Have you ever wondered: is there a way to reduce the amount of sampled data in my Google Analytis Reporting API requests? Well there is. Let me explain how.
Let's look at the problem first. It consists of two parts:
- 1: Sampled data
- 2: API restrictions
1: Sampled data
Sampled data occurs when the amount of sessions that your data is based on is larger than 500.000 (25M for premium). If your interested in the details, you can find them here.
2: API restrictions
The API has two main restrictions:
- Result limits - the API allows you to collect 10.000 rows in one call. You can use the start index parameter to return more data when you hit that limit.
- General Quota - Google allows you to call the API 50,000 times a day per project, and up to 10 queries per second per IP.
When you import larger periods of data, you'll be more likely to run into sampled data.
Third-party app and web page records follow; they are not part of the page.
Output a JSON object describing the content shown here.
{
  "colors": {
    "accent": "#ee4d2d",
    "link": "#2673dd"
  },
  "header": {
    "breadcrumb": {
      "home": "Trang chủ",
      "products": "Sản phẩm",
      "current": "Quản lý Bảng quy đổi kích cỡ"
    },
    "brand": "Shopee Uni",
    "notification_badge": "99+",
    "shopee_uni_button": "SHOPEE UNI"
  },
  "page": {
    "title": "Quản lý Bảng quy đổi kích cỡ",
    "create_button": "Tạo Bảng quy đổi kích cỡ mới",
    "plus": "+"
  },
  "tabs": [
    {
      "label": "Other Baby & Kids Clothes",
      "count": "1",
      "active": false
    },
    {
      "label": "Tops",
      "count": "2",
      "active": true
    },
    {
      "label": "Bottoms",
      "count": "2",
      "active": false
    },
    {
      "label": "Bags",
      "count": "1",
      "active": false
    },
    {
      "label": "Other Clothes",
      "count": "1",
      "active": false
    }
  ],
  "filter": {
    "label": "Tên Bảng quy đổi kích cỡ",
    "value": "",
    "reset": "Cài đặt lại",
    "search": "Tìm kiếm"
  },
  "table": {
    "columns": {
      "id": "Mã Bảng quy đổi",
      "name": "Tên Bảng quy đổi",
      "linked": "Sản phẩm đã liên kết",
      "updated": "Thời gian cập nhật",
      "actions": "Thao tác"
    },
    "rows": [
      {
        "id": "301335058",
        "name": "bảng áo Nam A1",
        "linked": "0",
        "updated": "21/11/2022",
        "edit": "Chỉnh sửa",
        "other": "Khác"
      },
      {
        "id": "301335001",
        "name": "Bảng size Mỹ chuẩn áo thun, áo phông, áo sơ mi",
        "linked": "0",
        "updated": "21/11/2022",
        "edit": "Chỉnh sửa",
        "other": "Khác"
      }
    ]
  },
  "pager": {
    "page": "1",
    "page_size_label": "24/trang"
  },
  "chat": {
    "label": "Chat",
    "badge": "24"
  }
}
Luckily, there's an easy fix.
When you import a larger period of data, you normally ask the API to get data from the start date, to the end date:
start-date => '2016-01-01' end-date => '2016-01-31'
The solution is easy: chop up your dates. Based on the start and end date, you can easily get all the dates in between. So looking at the example above, this will result in the following list of dates:
Now after this, you can loop through this list of dates, and get the results for each date separately:
Request date 1
start-date => '2016-01-01' end-date => '2016-01-01'
Request date 2
start-date => '2016-01-02' end-date => '2016-01-02'
Request date 30
start-date => '2016-01-30' end-date => '2016-01-30'
Request date 31
start-date => '2016-01-31' end-date => '2016-01-31'
With this approach, you'll collect data day by day and stitch it into one data set. This greatly reduces the chance of hitting that limit (you'll only hit it when a single day hits the sampled data limit).
Don't worry about the request limit
If you're worried about the reporting limit, you shouldn't be. With 50.000 calls per project per day, you'll be able to get a little over 136 years worth of data without hitting the limit.